This is the second blog in our Another Brother series, and it takes place in the frozen north of our country… at least in the winter months.
As one who speaks to many HopeQuest alumni on a regular basis I learn of many ways people cope with their anxieties, disappointments, fears, and triggers. There are Bible readers, meditating pray-ers, worship participators, safe friend callers, and journal-ers. The list goes on and on. There are hunters and swimmers and weightlifters and cross-fitters and there are… runners.
While the truth is that most people in recovery do many of the things listed above in combination (and more), the friend we are sharing about today is one of the latter… a runner.
What picture comes to mind when I tell you he is a runner? I will tell you what came to mind for me when I first heard him tell me that one stressful morning that he went for a run at 4:30 in the morning. I saw a heavily bundled-up man with only his eyes and the bridge of his nose exposed to the elements. His breath was pushing through his scarf in long clouds of effort, and I could almost hear the cadence of his sneakers as they rhythmically crossed over the snow mile after mile after mile.
It made me think… RECOVERY IS A MARATHON, NOT A SPRINT. This brother’s choosing to run to ward off the anxiety of his situation is a great metaphor. It’s a powerful picture and a great truth that we all can learn from.
There is, however, a slight twist to the story. On those days when he tells me he went for a run he will tell me, “Today I ran seven tenths of a mile. Today I ran just over a mile. Today I ran a half a mile.” I confess when I first heard these reports I was like, “That’s not running?! It’s like getting the mail for crying out loud!”
I had to check myself immediately… right there and then. Are the relatively short distances he is CURRENTLY running relevant at all?
With his permission I share that he came to HopeQuest, like so many other brave people, broken and deeply wounded. He worked as hard as anyone I have been around and left 90 days later with a plan and a vision of hope. His marriage was intact, and he was home with his children. Then after a couple slips things took a downward turn at home and he has since lost his marriage (for now) but, thankfully, they remain friendly and cooperative, and the children see their dad a lot.
He lost his job as a pastor and misses it a bunch. He has taken on a new job that is stretching him greatly so instead of waking up each morning with a ball of anxiousness causing him to toss and turn and wish he could just fall back to sleep… the alarm goes off at 4:30am… and he runs.
Running Toward Becoming Whole
My dear friend is running toward a great many things.
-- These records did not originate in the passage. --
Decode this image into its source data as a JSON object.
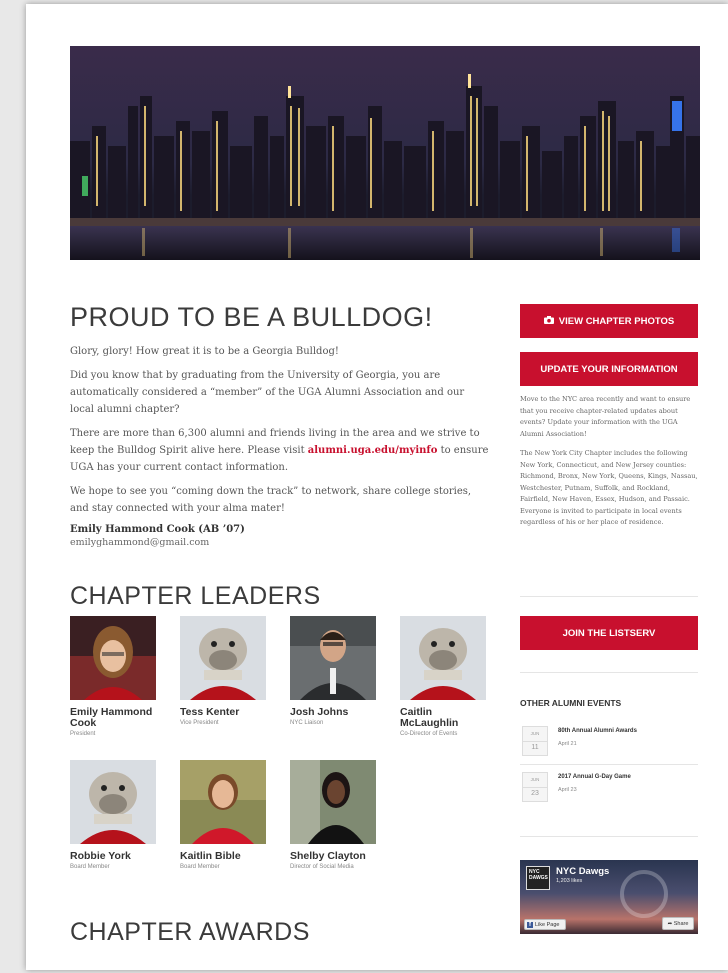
{
  "hero": {
    "alt": "New York City skyline at night"
  },
  "main": {
    "heading": "PROUD TO BE A BULLDOG!",
    "intro": "Glory, glory! How great it is to be a Georgia Bulldog!",
    "p1": "Did you know that by graduating from the University of Georgia, you are automatically considered a “member” of the UGA Alumni Association and our local alumni chapter?",
    "p2_before": "There are more than 6,300 alumni and friends living in the area and we strive to keep the Bulldog Spirit alive here. Please visit ",
    "p2_link": "alumni.uga.edu/myinfo",
    "p2_after": " to ensure UGA has your current contact information.",
    "p3": "We hope to see you “coming down the track” to network, share college stories, and stay connected with your alma mater!",
    "signature_name": "Emily Hammond Cook (AB ’07)",
    "signature_email": "emilyghammond@gmail.com"
  },
  "leaders": {
    "heading": "CHAPTER LEADERS",
    "items": [
      {
        "name": "Emily Hammond Cook",
        "role": "President"
      },
      {
        "name": "Tess Kenter",
        "role": "Vice President"
      },
      {
        "name": "Josh Johns",
        "role": "NYC Liaison"
      },
      {
        "name": "Caitlin McLaughlin",
        "role": "Co-Director of Events"
      },
      {
        "name": "Robbie York",
        "role": "Board Member"
      },
      {
        "name": "Kaitlin Bible",
        "role": "Board Member"
      },
      {
        "name": "Shelby Clayton",
        "role": "Director of Social Media"
      }
    ]
  },
  "awards": {
    "heading": "CHAPTER AWARDS"
  },
  "sidebar": {
    "photos_btn": "VIEW CHAPTER PHOTOS",
    "update_btn": "UPDATE YOUR INFORMATION",
    "text1": "Move to the NYC area recently and want to ensure that you receive chapter-related updates about events? Update your information with the UGA Alumni Association!",
    "text2": "The New York City Chapter includes the following New York, Connecticut, and New Jersey counties: Richmond, Bronx, New York, Queens, Kings, Nassau, Westchester, Putnam, Suffolk, and Rockland, Fairfield, New Haven, Essex, Hudson, and Passaic. Everyone is invited to participate in local events regardless of his or her place of residence.",
    "listserv_btn": "JOIN THE LISTSERV",
    "events_heading": "OTHER ALUMNI EVENTS",
    "events": [
      {
        "month": "JUN",
        "day": "11",
        "title": "80th Annual Alumni Awards",
        "date": "April 21"
      },
      {
        "month": "JUN",
        "day": "23",
        "title": "2017 Annual G-Day Game",
        "date": "April 23"
      }
    ],
    "fb": {
      "name": "NYC Dawgs",
      "likes": "1,203 likes",
      "like": "Like Page",
      "share": "Share",
      "logo": "NYC DAWGS"
    }
  },
  "colors": {
    "accent": "#c8102e"
  }
}
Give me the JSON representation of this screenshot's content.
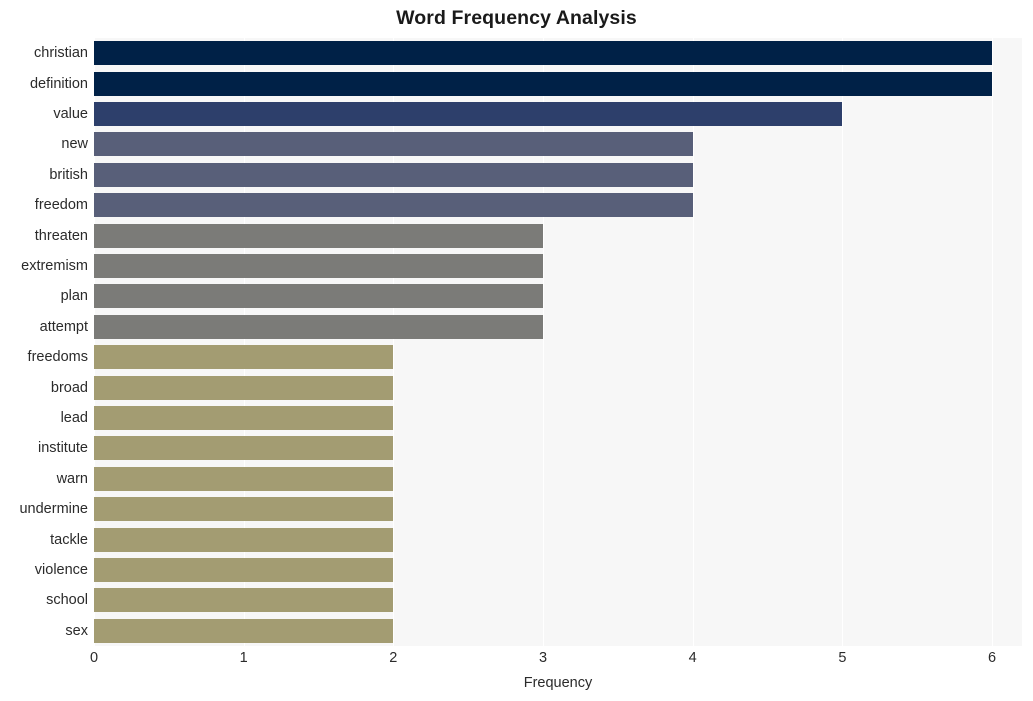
{
  "chart_data": {
    "type": "bar",
    "orientation": "horizontal",
    "title": "Word Frequency Analysis",
    "xlabel": "Frequency",
    "ylabel": "",
    "xlim": [
      0,
      6.2
    ],
    "xticks": [
      0,
      1,
      2,
      3,
      4,
      5,
      6
    ],
    "xticklabels": [
      "0",
      "1",
      "2",
      "3",
      "4",
      "5",
      "6"
    ],
    "grid": true,
    "grid_axis": "x",
    "legend": null,
    "categories": [
      "christian",
      "definition",
      "value",
      "new",
      "british",
      "freedom",
      "threaten",
      "extremism",
      "plan",
      "attempt",
      "freedoms",
      "broad",
      "lead",
      "institute",
      "warn",
      "undermine",
      "tackle",
      "violence",
      "school",
      "sex"
    ],
    "values": [
      6,
      6,
      5,
      4,
      4,
      4,
      3,
      3,
      3,
      3,
      2,
      2,
      2,
      2,
      2,
      2,
      2,
      2,
      2,
      2
    ],
    "bar_colors": [
      "#002147",
      "#002147",
      "#2d3f6b",
      "#585f79",
      "#585f79",
      "#585f79",
      "#7b7b78",
      "#7b7b78",
      "#7b7b78",
      "#7b7b78",
      "#a39c72",
      "#a39c72",
      "#a39c72",
      "#a39c72",
      "#a39c72",
      "#a39c72",
      "#a39c72",
      "#a39c72",
      "#a39c72",
      "#a39c72"
    ],
    "plot_background": "#f7f7f7",
    "grid_color": "#ffffff",
    "figure_background": "#ffffff"
  }
}
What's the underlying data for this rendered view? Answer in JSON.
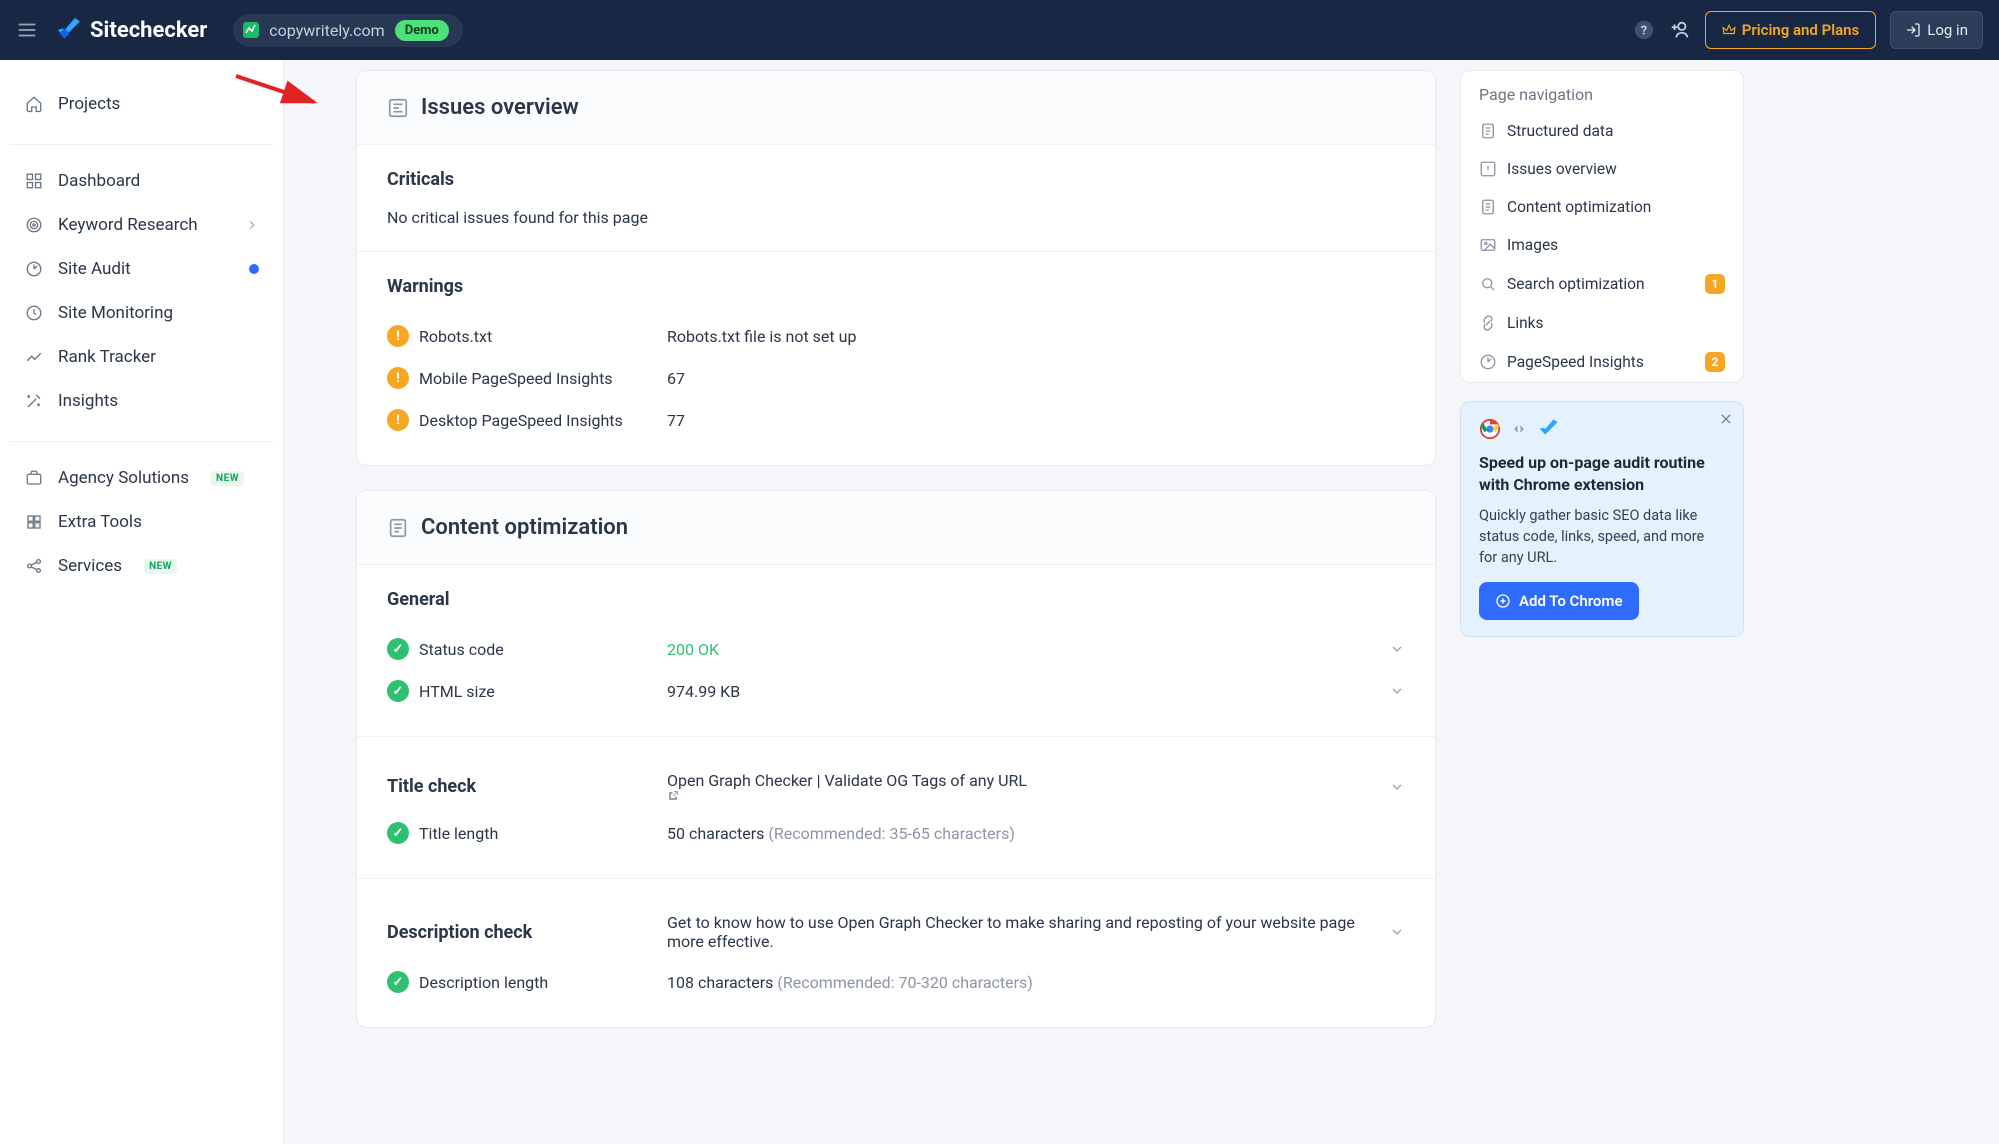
{
  "topbar": {
    "brand": "Sitechecker",
    "domain": "copywritely.com",
    "demo_label": "Demo",
    "pricing_label": "Pricing and Plans",
    "login_label": "Log in"
  },
  "sidebar": {
    "group1": [
      {
        "label": "Projects",
        "icon": "home"
      }
    ],
    "group2": [
      {
        "label": "Dashboard",
        "icon": "grid"
      },
      {
        "label": "Keyword Research",
        "icon": "target",
        "chevron": true
      },
      {
        "label": "Site Audit",
        "icon": "gauge",
        "dot": true
      },
      {
        "label": "Site Monitoring",
        "icon": "clock"
      },
      {
        "label": "Rank Tracker",
        "icon": "trend"
      },
      {
        "label": "Insights",
        "icon": "wand"
      }
    ],
    "group3": [
      {
        "label": "Agency Solutions",
        "icon": "briefcase",
        "new": "NEW"
      },
      {
        "label": "Extra Tools",
        "icon": "puzzle"
      },
      {
        "label": "Services",
        "icon": "share",
        "new": "NEW"
      }
    ]
  },
  "issues": {
    "title": "Issues overview",
    "criticals_label": "Criticals",
    "criticals_text": "No critical issues found for this page",
    "warnings_label": "Warnings",
    "warnings": [
      {
        "label": "Robots.txt",
        "value": "Robots.txt file is not set up"
      },
      {
        "label": "Mobile PageSpeed Insights",
        "value": "67"
      },
      {
        "label": "Desktop PageSpeed Insights",
        "value": "77"
      }
    ]
  },
  "content": {
    "title": "Content optimization",
    "general_label": "General",
    "general": [
      {
        "label": "Status code",
        "value": "200 OK",
        "ok": true
      },
      {
        "label": "HTML size",
        "value": "974.99 KB"
      }
    ],
    "title_check_label": "Title check",
    "title_check_value": "Open Graph Checker | Validate OG Tags of any URL",
    "title_length_label": "Title length",
    "title_length_value": "50 characters",
    "title_length_hint": "(Recommended: 35-65 characters)",
    "desc_check_label": "Description check",
    "desc_check_value": "Get to know how to use Open Graph Checker to make sharing and reposting of your website page more effective.",
    "desc_length_label": "Description length",
    "desc_length_value": "108 characters",
    "desc_length_hint": "(Recommended: 70-320 characters)"
  },
  "pagenav": {
    "title": "Page navigation",
    "items": [
      {
        "label": "Structured data",
        "icon": "doc"
      },
      {
        "label": "Issues overview",
        "icon": "warn"
      },
      {
        "label": "Content optimization",
        "icon": "doc"
      },
      {
        "label": "Images",
        "icon": "image"
      },
      {
        "label": "Search optimization",
        "icon": "search",
        "badge": "1"
      },
      {
        "label": "Links",
        "icon": "link"
      },
      {
        "label": "PageSpeed Insights",
        "icon": "gauge",
        "badge": "2"
      }
    ]
  },
  "promo": {
    "title": "Speed up on-page audit routine with Chrome extension",
    "text": "Quickly gather basic SEO data like status code, links, speed, and more for any URL.",
    "cta": "Add To Chrome"
  }
}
He is not just trying to jog and reach the next ice-glazed mailbox in the distance; he is running toward becoming whole. As a part of his inner circle, I am honored to hear from him almost daily. His first response when triggered or stressed is to run and REACH OUT to trusted brothers. He runs to listen to sermons and worship music so his spirit-man can be fed and edified.
Is he perfect? I can hear him laughing at the thought. We all know better.
Recovery Is a Marathon, Not a Sprint
My brother knows recovery is a marathon and not a sprint so whether he runs 26 miles or 26 feet, I believe he is running with all his heart.
Don’t ever let those words confuse or discourage you… when the Bible tells us to love with ALL our hearts… I know I used to feel awful because I never could love to 100%. But God doesn’t ask for a perfection we cannot achieve.
Some days ALL means less for me than other days. My strength waxes and wanes. Some people are stronger than other people.
What God asks is that we give the best we have… give Him the first fruits of our day… show ourselves grace along the way and run toward Him.
To my dear bother… keep running.